Toledo is known for a few things – it was formerly the capital of the Visigothic kingdom, it is where El Greco created his best known works [thanks to Thierry Roullier for the correction in the comments], and it’s also the nearest city to the windmills famously known as the villians of Don Quixote. In the city is a statue of Don Quixote’s author, Miguel de Cervantes. Baby Jack tried to sneak a peek in the book.
Toledo is also well known for its marzipan, a delicious combination of almonds, honey, and sugar. The connection is so strong that “Marizpan de Toledo” is a protected designation of origination in the European Union – just like Cognac and Champagne for the libations and Gorgonzola for the cheese. One of the most famous shops in the city is Santo Tomé, which makes 40 tons of marzipan a year!
Also in Toledo was an interesting motorcycle I’ve never seen before – the Yamaha Tricker. Also known as the XG250, it features a 249cc single-cylinder engine that produces 19 horsepower in a package that’s designed for in-town battle with tall seating, wide bars, ample suspension, and a 1.6 gallon tank.
45 minutes southeast of Toledo is what I had been looking forward to all day – the town of Consuegra. Here we found 12 windmills on the top of a hill, each of which has a name from the book…plus a bonus castle.
“Caballero del verde gaban” (Gentleman in the green overcoat) is actually a highly-acclaimed restaurant – unfortunately that day they were only open from 8pm-2am! We weren’t going to stick around for that, but I know what I’ll be planning for if I ever come back…
Whenever Vy and I hit the road, we have to grab one wheelie photo because I’m immature and need to feed the social media machine. I thought the windmills would make for an awesome backdrop for this trip’s wheelie shot.
A stop for fuel meant that Vy and I had to continue our quest for chip flavors that weren’t available in the US. We struck out this time, but I was amused by the Spanish version of Cool Ranch: “Cool Cream Cheese”. I find the latter much less appetizing.
We got back into Madrid and explored on foot. I ended up taking lots of motorcycle photos, many of which are included in a separate album I created of my favorite vehicles from this trip. I’ll do a separate Picture Intermission with this album later. One of my sightings in Madrid was the Benelli TRK502 – a bike that wasn’t available in the US at the time. However, they’re going to be having a small launch event for press in the next few weeks so I’ll hopefully be able to share my thoughts on it with you soon!
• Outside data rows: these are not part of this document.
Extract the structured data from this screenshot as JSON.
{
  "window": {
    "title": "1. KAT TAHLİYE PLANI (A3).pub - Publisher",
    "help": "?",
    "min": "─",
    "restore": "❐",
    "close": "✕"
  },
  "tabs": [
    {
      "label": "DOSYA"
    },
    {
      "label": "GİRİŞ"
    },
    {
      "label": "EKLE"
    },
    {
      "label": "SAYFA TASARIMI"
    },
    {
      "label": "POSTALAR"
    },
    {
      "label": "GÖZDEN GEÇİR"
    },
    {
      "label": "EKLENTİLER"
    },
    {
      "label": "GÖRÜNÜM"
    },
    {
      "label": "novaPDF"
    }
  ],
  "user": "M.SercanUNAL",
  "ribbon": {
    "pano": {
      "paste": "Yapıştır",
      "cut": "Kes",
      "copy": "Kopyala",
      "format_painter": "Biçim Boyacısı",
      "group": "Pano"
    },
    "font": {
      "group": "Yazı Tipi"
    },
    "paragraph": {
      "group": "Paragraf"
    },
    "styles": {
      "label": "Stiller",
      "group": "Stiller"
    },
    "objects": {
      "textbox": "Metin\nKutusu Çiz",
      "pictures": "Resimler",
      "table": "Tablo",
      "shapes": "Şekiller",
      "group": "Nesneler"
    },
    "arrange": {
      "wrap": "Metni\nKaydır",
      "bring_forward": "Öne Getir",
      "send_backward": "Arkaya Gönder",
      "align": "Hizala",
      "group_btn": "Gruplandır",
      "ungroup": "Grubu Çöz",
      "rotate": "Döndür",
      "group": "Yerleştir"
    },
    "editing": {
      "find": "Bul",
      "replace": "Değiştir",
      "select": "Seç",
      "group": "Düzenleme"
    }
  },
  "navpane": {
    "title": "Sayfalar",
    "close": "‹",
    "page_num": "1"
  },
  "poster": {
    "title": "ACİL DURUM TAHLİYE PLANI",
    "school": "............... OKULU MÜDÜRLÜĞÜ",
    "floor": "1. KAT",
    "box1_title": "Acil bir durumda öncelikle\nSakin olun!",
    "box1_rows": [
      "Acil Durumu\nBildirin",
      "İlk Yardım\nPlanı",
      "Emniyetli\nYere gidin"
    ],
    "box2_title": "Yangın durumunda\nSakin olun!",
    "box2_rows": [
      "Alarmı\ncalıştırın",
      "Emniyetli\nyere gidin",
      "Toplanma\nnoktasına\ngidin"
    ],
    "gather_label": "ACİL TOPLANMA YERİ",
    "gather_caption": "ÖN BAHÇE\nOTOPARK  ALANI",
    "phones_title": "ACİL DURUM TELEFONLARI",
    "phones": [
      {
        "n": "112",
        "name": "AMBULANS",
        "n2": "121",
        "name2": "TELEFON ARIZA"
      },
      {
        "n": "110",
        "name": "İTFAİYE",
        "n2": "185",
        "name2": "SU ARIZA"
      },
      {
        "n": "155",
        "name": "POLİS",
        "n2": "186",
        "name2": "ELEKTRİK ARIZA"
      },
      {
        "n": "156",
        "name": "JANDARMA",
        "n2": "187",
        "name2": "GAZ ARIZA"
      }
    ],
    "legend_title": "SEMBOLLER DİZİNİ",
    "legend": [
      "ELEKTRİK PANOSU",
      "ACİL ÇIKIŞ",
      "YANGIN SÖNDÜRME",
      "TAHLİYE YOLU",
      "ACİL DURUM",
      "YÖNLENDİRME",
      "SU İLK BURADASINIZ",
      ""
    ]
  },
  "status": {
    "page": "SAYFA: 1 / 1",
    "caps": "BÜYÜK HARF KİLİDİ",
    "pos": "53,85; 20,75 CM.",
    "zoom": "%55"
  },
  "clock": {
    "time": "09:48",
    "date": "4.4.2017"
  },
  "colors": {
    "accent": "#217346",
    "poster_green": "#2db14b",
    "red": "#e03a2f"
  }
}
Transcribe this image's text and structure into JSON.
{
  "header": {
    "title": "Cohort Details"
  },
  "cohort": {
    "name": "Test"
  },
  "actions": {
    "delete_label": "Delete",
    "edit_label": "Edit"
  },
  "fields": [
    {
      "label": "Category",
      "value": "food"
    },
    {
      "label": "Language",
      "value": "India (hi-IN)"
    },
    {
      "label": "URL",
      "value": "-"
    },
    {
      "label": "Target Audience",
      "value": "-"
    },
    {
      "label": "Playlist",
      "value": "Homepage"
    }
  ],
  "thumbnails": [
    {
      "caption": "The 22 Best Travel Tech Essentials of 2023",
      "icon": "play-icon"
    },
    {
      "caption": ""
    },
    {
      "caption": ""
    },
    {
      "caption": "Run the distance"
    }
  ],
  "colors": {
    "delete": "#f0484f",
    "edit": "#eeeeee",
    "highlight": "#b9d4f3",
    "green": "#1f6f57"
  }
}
Vy’s Lonely Planet recommended that we get dinner at La Finca de Susana because it’s “difficult to find a better combination of price, quality cooking and classy atmosphere” in Huertas, the neighborhood we were walking in. Paella, please!
Back in February of 2014, workers at a Coca-Cola bottling plant began a strike in response to the company’s plan to relocate production to a cheaper city. Their battle cry was “If Madrid doesn’t make it, Madrid won’t consume it.” The strike lasted over four years, and Coca-Cola ended up shutting down the plant in late 2018 to the tune of 112 million euros (most of the costs were said to be severance packages).
It was a meat lovers paradise, full of what Spain claims is the finest ham in the world: Jamón Ibérico. The legs (which are full of fat) are typically prepped by being packed in sea salt and then hung to dry age for at least two years. Jamón Ibérico de Bellota is even fancier, and it specifically comes from pigs that spend the last 3-4 months feasting on up to 22 pounds of acorns a day – they double in weight during those last few months. The Bellota (which means “acorn”) classification of ham dry ages for four years! It’s all quite impressive, though the hoof does make it a little less appetizing to me.
Tio Pepe (or “Uncle Pepe”) is a brand of Spanish Sherry. I know nothing about it, I just liked this sign at the Puerta del Sol public square. This plaza is the center of the Spanish roadway system and where their New Year’s celebration is broadcast from.